Daedalus returns to the beach hut, ignores the contents of the Frigidaire spread out accusingly on the kitchen table.(Among the contents: an empty Rubbermaid that lately contained tuna salad.) Daedalus enters a screened sun porch whose most striking feature is a four-by-five sheet of plywood with a roll of butcher’s paper tacked to it. Stares at the blueprint inscribed thereon; fifteen minutes later, adds three peremptory strokes. Satisfied, Daedalus returns to the kitchen, retrieves a beer from the countertop. Drinks, warm.

Rewarding yourself? Icarus in the doorway. Tone: tart, accusatory.

Daedalus mumbles. Solved the Bernoulli equation for generation of aerodynamic lift.

The Person With A Newspaper

Lily was playing in the sandbox with the other children. The game seemed childish to her.

She looked across the park. There was a man seated on a park bench. He had a cigar in his mouth, and was reading a newspaper.

“Don’t go talk to him” said another girl. “You can’t ever come back if you talk to him.”

“I’m bored here,” Lily said. She left the others to play in the sandbox. She approached the man and sat by him.
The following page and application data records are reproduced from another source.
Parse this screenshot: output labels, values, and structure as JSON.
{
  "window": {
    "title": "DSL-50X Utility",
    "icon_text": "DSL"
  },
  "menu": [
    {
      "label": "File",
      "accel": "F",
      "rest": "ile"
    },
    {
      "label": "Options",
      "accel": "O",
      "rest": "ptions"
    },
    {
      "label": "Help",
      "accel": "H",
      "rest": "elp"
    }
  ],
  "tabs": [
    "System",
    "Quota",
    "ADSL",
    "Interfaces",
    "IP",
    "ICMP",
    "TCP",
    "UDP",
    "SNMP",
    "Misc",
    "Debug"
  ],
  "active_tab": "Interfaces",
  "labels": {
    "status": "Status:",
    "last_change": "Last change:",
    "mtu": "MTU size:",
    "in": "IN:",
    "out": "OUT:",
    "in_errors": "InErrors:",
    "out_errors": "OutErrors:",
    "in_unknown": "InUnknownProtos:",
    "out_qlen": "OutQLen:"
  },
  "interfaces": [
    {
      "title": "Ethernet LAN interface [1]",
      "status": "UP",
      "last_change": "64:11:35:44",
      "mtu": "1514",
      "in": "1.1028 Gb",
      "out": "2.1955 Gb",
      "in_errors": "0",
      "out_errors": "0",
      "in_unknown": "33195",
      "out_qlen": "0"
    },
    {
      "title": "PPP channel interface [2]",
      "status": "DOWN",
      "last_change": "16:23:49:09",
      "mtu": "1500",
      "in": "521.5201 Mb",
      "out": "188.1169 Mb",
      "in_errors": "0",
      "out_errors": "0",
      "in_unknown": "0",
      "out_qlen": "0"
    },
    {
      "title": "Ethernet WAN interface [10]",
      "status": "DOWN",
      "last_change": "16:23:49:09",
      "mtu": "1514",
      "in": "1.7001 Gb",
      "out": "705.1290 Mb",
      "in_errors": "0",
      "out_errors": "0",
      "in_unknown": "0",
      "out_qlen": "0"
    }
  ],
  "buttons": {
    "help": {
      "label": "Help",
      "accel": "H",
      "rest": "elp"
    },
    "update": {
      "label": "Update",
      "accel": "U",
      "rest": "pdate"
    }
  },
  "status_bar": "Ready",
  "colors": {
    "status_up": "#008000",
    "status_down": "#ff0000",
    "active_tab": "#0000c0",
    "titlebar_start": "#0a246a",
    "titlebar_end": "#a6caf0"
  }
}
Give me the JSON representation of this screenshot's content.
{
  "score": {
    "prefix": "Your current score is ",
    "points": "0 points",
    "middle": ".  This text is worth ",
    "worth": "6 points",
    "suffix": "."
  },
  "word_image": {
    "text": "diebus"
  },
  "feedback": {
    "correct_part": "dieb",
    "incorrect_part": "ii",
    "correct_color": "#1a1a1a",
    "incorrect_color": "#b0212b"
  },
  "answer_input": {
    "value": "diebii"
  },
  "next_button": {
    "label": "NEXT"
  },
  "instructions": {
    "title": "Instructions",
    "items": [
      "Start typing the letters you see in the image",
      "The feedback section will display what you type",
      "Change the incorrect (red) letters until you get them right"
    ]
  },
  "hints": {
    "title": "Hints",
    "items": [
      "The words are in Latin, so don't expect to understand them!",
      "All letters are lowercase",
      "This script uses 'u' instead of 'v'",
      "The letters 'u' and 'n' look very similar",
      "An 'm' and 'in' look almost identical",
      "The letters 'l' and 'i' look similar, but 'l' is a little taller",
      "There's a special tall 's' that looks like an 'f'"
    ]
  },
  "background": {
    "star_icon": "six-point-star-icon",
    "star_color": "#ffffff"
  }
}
The man said nothing. He didn’t acknowledge Lily.

Lily quickly grew bored with the bench. She started to get up.

“I wouldn’t,” the man said suddenly. He didn’t lower his newspaper.

Lily stood up anyhow. The ground seemed far away. That wasn’t it. Her legs were longer.

“I’m all grown up,” she said, surprised.

“Yes, that’s right.” The man still didn’t lower his newspaper.

“I’m going back to the sandbox.”

“You can’t go back,” the man replied. “You can’t ever go back.” He lowered his newspaper. Lily looked at his face, and realized she’d known him forever, and would always know him. The sun went behind clouds, the ground tilted, and the sound of birds and the sound of children were far away, as distant as the Himalayas or Mars.

Science fiction, fantasy, nonsense